Andrew Lloyd Webber may ‘sue’ the government if theatre reopening is delayed

3 June 2021, 10:39

Andrew Lloyd Webber threatens to sue if theatres can't reopen
Andrew Lloyd Webber threatens to sue if theatres can't reopen. Picture: Getty

By Maddy Shaw Roberts

Phantom of the Opera composer considers taking legal action, if theatres are not reopened to full capacity on 21 June.

Andrew Lloyd Webber said he would “have to consider” taking legal action against the government if theatres are not reopened to full capacity as planned.

The Evita composer said it would be “the final death blow” for the industry, if the relaxation of coronavirus restrictions does not go ahead as planned on 21 June.

He told the Daily Mail that if theatres are continuously forced to only open at a reduced capacity, the issue becomes “what is the legality of the whole thing?”

“If the government’s own science has told them that buildings are safe... I’m advised that at that point things could get quite difficult,” he added.

Since 17 May, venues have been allowed to reopen at reduced capacity. But many theatres have remained shut because, as Lloyd Webber said last year, it is not “economically possible” for some shows to run with social distancing.

Read more: Andrew Lloyd Webber calls people who refuse covid vaccine ‘selfish’

Lord Lloyd-Webber said legal action may be the only option, if relaxations do not go ahead.

“This is the very last thing that anybody wants to do, but there would become a legal case at that point because it’s their science – not ours. I would passionately hope that we don’t have to, but I think we would have to consider it.”

Next month Lloyd Webber is hoping to open Cinderella, originally slated for August 2020, with Carrie Hope Fletcher at the West End’s Gillian Lynne Theatre.

The composer said he would be happy, as audiences are currently required to do in concert halls, to ask attendants to wear face coverings during the show.

He said: “We would conform with anything the Government asks us to do to get 100 per cent open – but we have to be 100 per cent.”

Read more: Phantom of the Opera cuts orchestra in half, leaving musicians without a job

He referred to the triumph of the government’s pilot events, such as the Brits, which culture secretary Oliver Dowden labelled a “real success”.

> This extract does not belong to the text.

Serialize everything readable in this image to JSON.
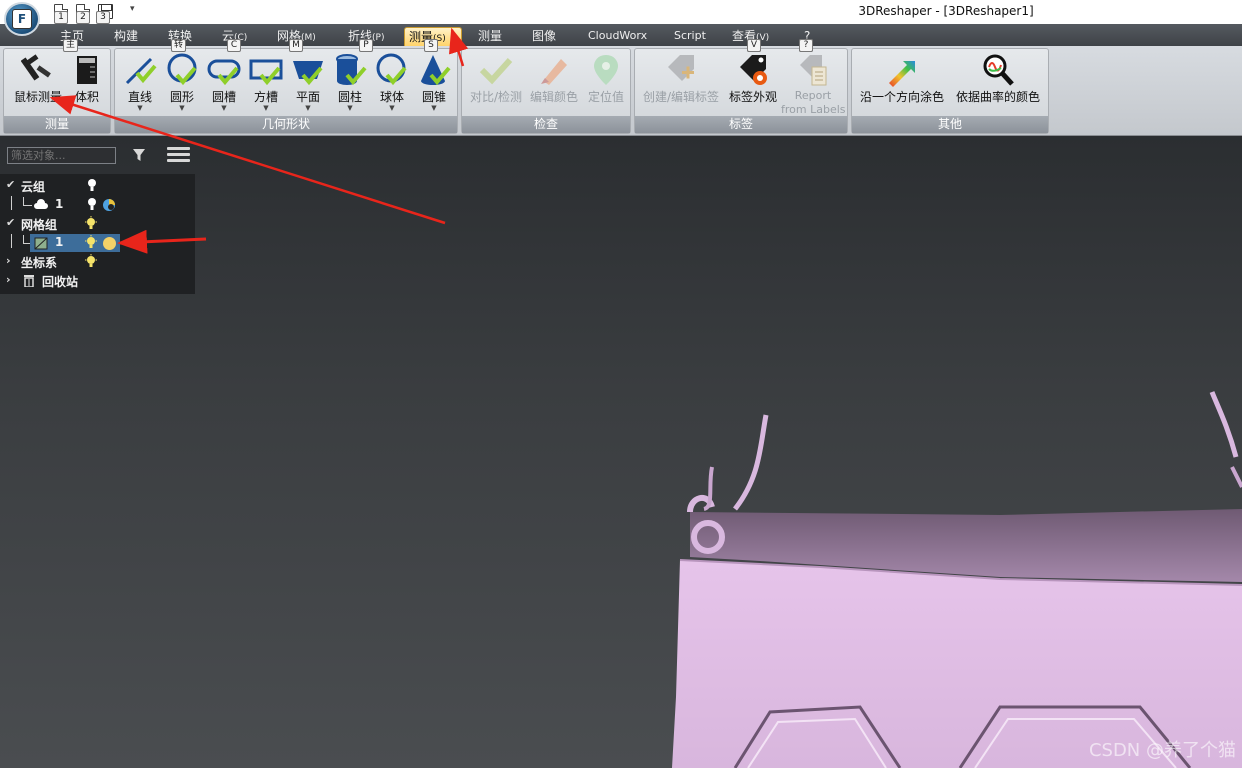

Only 15 cases came from the 58,000 who attended events including the World Snooker Championships and Liverpool’s outdoor music festival. Dowden added he was “hopeful” that 21 June will see the full-scale reopening of theatres and West End venues.

Lord Lloyd-Webber praised Dowden for “fighting really hard for us”.

The composer then added: “If scientists really are so worried about everything, then they should be saying there should be a total circuit breaker surely and lock everything down again for two weeks.”

The latest coronavirus reports reveal three-quarters of adults in the UK have now received a first dose of a COVID-19 vaccine. 107 deaths were registered in England and Wales in the week ending 21 May – the lowest number since the week ending 11 September 2020.